> **Exercise aim**:
Only lines with the word "Sonny" are wanted; copy each of them from the listing below.

> **Supplied records**:

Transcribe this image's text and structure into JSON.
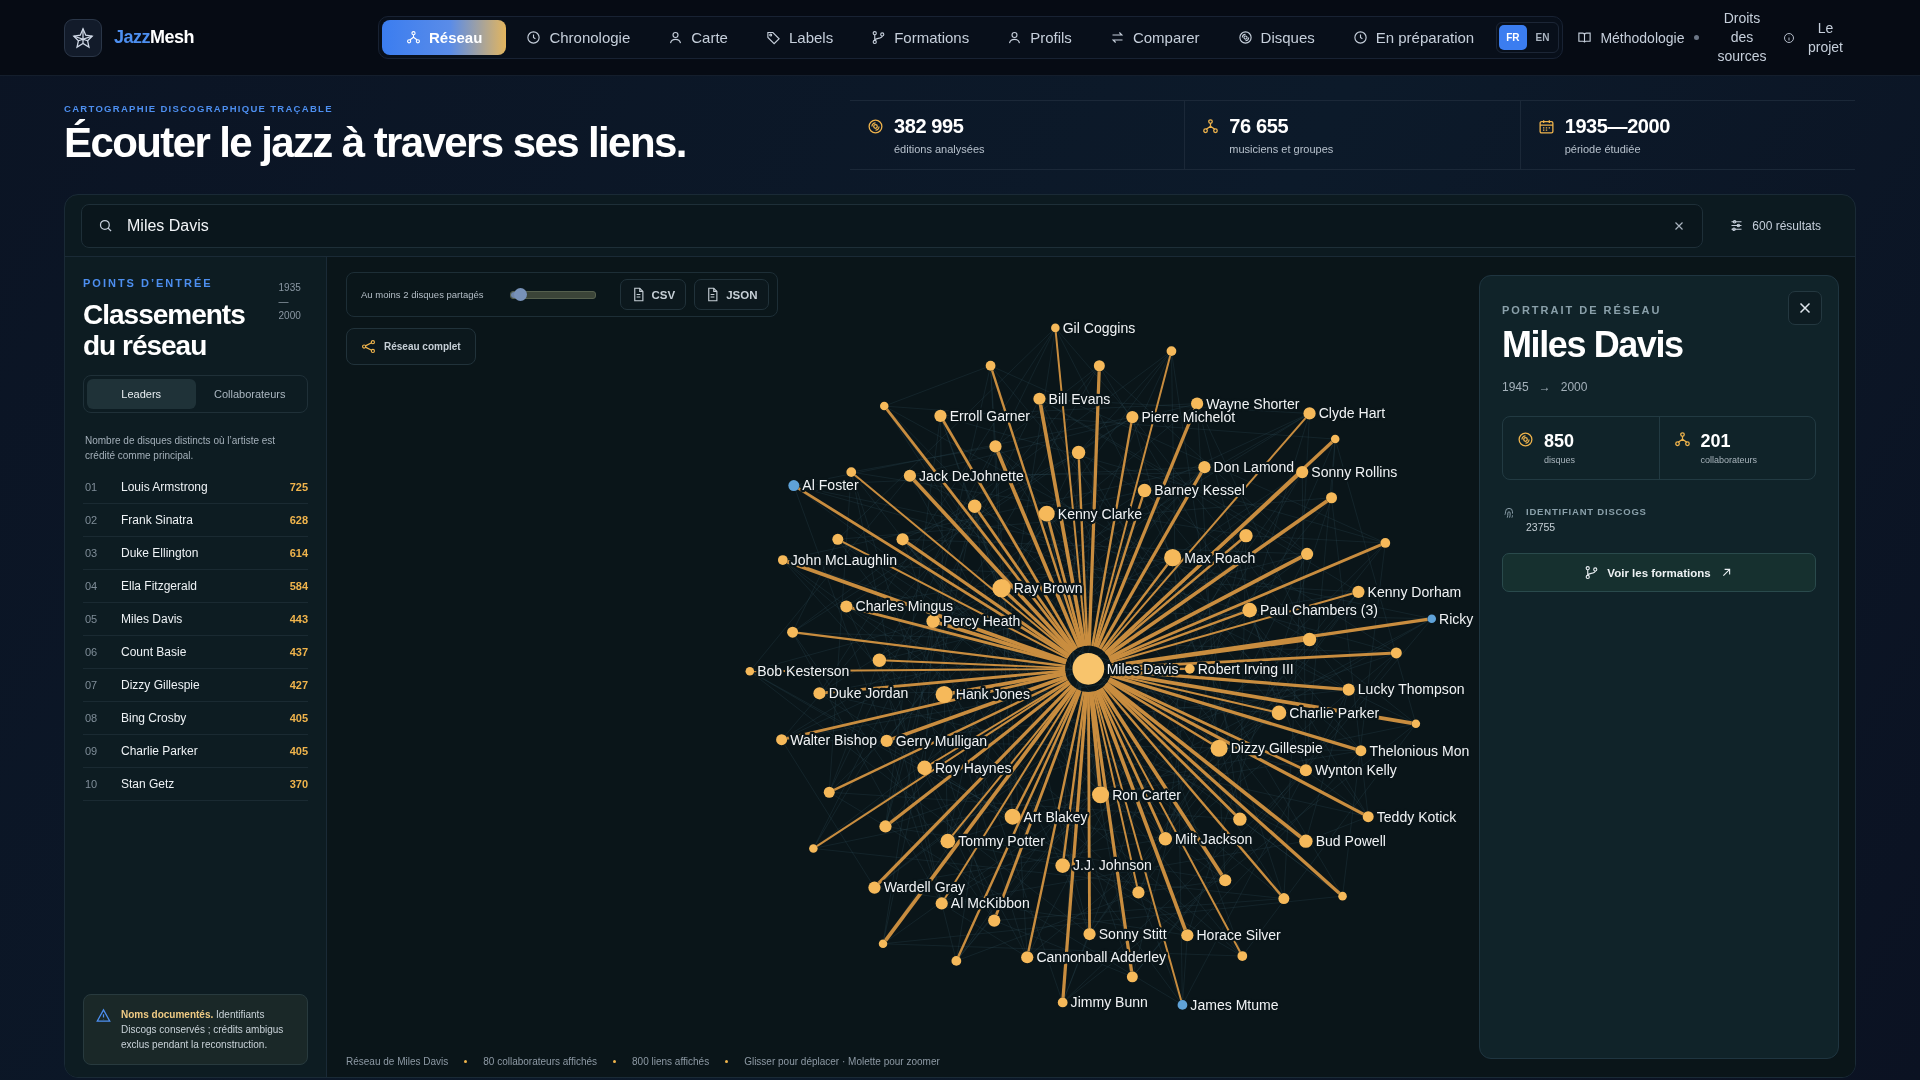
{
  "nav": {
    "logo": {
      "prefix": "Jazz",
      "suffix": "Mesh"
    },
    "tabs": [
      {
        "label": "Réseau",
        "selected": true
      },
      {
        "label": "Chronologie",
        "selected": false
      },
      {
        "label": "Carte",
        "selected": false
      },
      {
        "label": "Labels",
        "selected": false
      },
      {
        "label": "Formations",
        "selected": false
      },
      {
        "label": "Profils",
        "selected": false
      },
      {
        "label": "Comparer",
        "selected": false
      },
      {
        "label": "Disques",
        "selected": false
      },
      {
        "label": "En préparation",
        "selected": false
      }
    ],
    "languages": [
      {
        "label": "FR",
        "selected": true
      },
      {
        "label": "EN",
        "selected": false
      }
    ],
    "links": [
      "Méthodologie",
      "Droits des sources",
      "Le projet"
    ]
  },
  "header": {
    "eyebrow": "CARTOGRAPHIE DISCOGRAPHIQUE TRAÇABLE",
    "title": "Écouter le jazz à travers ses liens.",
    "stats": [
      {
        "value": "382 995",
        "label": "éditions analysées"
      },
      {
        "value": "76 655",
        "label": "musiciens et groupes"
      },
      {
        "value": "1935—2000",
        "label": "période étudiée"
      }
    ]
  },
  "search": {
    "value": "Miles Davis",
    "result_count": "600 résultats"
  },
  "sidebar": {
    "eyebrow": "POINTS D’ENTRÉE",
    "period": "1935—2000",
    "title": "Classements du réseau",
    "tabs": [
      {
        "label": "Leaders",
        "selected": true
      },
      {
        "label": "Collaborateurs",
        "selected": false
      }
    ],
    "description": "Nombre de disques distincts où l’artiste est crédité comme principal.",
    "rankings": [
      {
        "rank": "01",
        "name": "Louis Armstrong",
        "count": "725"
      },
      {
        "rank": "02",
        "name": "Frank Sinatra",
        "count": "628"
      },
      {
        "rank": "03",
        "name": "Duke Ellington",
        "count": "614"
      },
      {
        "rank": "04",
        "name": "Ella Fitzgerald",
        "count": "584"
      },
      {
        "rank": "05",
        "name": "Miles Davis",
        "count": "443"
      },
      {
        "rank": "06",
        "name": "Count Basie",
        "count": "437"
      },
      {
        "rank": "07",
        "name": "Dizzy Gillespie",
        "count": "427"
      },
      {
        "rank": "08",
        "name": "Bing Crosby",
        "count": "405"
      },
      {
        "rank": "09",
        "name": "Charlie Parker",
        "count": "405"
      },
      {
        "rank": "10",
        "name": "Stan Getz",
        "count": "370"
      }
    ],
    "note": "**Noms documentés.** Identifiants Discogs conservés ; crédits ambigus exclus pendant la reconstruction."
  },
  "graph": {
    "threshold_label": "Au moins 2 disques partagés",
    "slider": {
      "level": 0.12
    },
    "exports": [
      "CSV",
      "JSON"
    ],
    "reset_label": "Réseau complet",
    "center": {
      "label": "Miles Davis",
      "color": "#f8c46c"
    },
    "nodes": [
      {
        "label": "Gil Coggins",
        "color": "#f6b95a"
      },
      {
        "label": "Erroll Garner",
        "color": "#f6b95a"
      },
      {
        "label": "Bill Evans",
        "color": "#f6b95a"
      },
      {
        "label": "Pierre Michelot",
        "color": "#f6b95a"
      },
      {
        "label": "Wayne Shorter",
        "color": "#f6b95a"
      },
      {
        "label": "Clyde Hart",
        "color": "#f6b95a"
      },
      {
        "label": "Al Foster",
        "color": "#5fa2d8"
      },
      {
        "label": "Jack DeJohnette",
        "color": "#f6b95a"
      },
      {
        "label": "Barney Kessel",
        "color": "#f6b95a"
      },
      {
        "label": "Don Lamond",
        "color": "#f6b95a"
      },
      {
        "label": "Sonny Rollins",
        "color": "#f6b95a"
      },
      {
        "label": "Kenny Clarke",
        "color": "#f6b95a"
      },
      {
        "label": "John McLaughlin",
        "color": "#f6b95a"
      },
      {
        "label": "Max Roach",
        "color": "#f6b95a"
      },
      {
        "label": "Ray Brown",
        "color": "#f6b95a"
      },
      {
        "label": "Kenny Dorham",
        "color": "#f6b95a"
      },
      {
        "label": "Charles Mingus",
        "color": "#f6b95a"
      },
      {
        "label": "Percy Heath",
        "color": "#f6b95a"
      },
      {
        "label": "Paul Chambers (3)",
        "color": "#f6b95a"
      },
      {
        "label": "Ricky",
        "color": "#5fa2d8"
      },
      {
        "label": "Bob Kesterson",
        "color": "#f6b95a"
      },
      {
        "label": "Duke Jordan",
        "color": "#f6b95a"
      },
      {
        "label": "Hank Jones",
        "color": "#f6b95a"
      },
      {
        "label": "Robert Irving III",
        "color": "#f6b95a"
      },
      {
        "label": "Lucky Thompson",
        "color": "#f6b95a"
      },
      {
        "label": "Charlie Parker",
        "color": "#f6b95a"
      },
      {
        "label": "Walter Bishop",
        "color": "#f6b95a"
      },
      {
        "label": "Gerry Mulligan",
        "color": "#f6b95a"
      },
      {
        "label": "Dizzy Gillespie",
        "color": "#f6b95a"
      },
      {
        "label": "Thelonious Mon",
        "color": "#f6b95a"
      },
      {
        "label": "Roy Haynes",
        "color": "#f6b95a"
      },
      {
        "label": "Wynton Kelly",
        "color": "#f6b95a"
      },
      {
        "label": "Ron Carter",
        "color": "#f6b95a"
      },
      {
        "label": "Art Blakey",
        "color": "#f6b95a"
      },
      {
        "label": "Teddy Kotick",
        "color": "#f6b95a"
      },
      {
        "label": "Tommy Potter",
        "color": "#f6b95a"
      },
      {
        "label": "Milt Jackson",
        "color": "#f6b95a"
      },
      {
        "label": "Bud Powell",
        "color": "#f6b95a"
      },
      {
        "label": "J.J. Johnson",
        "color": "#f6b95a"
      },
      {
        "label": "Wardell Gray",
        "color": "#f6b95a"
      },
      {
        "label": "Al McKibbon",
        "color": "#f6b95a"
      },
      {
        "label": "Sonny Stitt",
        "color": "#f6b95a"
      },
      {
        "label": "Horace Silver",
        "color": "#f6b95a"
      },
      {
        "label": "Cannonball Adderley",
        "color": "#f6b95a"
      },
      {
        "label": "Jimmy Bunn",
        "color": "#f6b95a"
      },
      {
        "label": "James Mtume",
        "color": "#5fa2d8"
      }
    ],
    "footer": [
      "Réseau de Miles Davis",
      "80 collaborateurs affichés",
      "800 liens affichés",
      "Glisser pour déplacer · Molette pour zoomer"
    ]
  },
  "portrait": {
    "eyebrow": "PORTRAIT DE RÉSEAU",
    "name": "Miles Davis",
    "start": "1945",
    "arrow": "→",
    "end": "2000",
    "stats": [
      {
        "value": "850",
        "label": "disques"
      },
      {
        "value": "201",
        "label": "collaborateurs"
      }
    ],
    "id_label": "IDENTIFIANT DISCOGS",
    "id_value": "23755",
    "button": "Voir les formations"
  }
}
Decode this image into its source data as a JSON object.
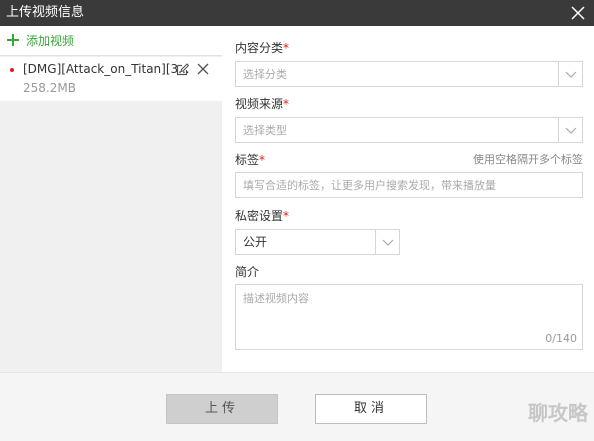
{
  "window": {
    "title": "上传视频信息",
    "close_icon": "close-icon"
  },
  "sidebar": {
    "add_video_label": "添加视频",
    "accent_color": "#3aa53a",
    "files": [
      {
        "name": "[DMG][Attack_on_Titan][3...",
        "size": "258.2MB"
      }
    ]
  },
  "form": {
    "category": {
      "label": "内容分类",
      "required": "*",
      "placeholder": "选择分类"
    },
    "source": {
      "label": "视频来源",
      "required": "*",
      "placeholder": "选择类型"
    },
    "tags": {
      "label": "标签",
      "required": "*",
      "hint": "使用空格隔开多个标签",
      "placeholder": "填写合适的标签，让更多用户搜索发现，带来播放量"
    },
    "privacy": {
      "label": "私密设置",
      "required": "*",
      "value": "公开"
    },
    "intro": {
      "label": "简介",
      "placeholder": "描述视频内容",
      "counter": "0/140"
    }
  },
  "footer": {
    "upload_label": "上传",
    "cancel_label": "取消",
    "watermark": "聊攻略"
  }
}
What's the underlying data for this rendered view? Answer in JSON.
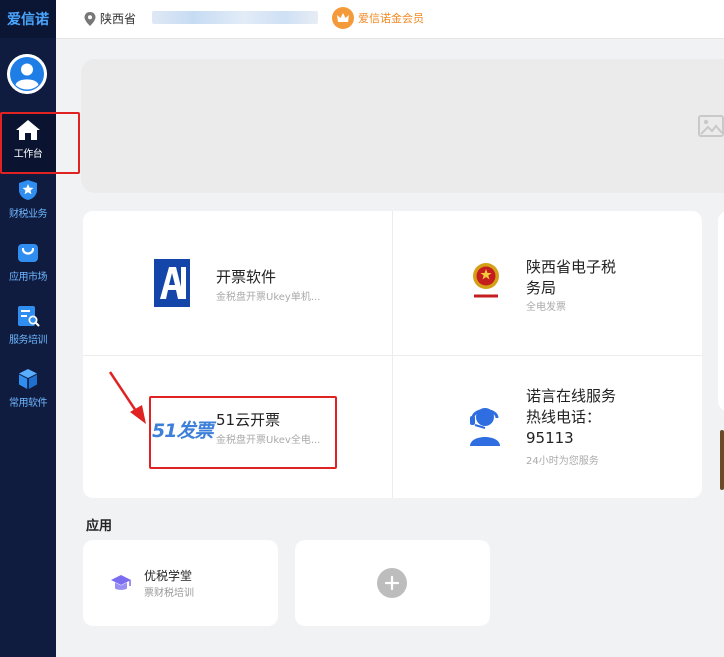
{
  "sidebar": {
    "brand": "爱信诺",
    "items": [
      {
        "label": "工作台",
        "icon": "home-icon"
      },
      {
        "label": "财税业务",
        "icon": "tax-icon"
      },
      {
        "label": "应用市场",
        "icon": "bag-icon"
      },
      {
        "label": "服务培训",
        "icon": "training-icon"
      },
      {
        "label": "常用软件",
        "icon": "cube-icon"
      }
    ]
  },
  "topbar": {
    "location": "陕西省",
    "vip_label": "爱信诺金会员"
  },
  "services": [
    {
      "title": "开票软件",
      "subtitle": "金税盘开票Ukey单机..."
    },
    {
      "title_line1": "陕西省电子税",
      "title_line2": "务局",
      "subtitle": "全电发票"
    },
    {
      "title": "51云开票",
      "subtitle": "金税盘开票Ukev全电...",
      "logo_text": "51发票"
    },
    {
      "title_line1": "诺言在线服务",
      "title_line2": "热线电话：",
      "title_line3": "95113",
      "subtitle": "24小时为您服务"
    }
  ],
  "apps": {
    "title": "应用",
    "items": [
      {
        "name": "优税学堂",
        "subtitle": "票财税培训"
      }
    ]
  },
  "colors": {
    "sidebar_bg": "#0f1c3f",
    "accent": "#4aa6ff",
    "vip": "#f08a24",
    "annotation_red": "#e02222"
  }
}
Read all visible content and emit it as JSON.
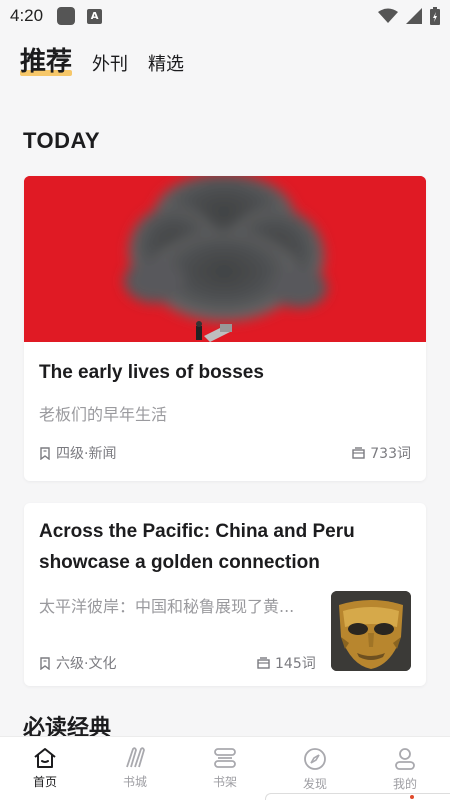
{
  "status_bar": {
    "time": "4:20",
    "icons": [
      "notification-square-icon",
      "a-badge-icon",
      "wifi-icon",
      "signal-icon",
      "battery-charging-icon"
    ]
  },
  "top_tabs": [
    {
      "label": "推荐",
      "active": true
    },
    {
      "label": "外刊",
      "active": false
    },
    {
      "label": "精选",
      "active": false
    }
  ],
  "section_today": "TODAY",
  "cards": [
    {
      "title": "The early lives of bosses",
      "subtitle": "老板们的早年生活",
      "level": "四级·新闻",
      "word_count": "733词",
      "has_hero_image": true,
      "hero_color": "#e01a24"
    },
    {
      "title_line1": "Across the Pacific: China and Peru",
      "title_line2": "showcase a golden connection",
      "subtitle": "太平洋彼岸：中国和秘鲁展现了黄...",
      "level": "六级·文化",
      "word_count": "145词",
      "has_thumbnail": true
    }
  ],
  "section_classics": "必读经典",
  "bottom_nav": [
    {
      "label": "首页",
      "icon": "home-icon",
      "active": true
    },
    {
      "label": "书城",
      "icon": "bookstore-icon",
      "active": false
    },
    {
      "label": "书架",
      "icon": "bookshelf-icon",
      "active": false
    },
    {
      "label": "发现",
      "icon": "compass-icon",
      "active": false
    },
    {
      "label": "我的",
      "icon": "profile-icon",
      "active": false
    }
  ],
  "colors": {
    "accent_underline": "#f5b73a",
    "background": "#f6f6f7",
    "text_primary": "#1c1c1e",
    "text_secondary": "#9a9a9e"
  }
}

> **Answer to this problem**:
        "label": "Sonny Rollins",
        "label": "Sonny Stitt",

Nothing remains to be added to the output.